Is it worth adding that "achieved enlightenment" is probably a reference to http://www.thecodelesscode.com/?
The idea behind docker is that you do not glue together small code snippets. Whether from StackOverflow or elsewhere. What you are gluing together is in effect entire machines with software already installed. You normally don't know or care about any details finer than that. Not even which operating system the code was written for, which computer language it was written in, or whether the software has some odd and specific requirements about what else is installed on that machine. It is true that many programmers that copy snippets from StackOverflow don't really understand what those snippets are doing. But if you view this comic as an explanation of what Docker is all about, a reference to "copying small code snippets" seems to miss the point. Epsilon (talk) 04:54, 4 May 2018 (UTC)

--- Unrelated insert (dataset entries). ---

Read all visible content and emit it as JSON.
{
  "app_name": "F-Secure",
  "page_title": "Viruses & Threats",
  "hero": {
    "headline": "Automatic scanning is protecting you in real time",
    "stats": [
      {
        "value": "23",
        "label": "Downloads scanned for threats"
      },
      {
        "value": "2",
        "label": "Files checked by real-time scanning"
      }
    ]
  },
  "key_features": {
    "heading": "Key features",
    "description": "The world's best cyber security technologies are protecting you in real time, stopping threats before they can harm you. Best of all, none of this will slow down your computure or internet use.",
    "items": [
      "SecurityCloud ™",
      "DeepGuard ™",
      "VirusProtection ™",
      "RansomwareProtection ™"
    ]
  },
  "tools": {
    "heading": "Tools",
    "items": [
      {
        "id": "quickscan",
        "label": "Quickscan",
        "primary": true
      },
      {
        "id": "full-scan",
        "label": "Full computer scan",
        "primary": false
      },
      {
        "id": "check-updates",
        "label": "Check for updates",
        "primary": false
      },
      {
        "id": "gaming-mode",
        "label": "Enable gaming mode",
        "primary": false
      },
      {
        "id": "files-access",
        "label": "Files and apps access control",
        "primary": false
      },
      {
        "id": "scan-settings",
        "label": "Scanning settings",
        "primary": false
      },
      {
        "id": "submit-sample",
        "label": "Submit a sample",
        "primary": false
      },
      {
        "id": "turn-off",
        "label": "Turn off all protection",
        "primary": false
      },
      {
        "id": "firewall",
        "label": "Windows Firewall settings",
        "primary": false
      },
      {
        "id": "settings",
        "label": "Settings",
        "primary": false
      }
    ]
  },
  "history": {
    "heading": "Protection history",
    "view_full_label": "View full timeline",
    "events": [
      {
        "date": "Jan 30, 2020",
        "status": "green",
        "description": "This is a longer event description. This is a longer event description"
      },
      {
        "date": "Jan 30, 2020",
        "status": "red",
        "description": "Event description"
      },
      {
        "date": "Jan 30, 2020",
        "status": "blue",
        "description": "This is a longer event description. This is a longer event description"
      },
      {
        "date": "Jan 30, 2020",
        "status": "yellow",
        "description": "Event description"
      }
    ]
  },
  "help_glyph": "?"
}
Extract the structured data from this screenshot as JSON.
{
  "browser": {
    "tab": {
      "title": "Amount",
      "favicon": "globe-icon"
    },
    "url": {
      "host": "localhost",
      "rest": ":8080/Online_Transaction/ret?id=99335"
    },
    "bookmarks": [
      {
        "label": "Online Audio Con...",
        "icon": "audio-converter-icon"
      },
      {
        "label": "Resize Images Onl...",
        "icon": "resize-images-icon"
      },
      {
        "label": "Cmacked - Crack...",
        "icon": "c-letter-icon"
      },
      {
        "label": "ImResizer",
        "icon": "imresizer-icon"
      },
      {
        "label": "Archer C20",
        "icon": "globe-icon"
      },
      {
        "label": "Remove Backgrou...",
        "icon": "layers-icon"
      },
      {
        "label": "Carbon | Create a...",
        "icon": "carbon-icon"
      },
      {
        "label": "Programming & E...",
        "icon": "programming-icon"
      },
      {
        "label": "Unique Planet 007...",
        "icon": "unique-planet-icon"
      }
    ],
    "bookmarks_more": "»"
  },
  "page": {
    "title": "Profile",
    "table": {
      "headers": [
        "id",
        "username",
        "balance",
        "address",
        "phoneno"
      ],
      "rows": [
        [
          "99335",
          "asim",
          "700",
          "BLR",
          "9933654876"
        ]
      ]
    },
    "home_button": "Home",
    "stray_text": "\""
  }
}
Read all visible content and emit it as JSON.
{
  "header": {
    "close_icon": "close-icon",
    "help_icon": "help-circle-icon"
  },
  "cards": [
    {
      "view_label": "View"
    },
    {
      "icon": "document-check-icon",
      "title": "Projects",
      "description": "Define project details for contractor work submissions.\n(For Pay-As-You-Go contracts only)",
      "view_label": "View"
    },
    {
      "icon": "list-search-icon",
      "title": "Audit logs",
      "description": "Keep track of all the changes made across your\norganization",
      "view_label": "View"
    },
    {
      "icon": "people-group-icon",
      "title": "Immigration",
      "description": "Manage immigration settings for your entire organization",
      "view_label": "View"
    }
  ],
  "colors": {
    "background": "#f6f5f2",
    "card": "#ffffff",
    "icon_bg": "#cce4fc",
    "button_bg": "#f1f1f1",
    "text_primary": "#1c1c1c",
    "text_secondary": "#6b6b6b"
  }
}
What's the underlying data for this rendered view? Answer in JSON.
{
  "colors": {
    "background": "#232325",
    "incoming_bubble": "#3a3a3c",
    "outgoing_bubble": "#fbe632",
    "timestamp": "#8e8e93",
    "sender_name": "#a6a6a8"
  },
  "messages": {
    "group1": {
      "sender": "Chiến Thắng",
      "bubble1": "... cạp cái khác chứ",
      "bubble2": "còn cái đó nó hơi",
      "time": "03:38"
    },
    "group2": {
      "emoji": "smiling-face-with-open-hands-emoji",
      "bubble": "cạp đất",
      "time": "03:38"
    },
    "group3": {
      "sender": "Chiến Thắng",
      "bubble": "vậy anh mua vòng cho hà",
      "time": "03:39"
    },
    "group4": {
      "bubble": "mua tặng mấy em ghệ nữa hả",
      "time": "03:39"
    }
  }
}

I've taken the liberty of removing the incompleteness notice and rewording some of the hail corporate passages. I don't think the explanation is too pro docker, it looks pretty neutral to me. //gir.st/ (talk) 10:02, 28 August 2018 (UTC)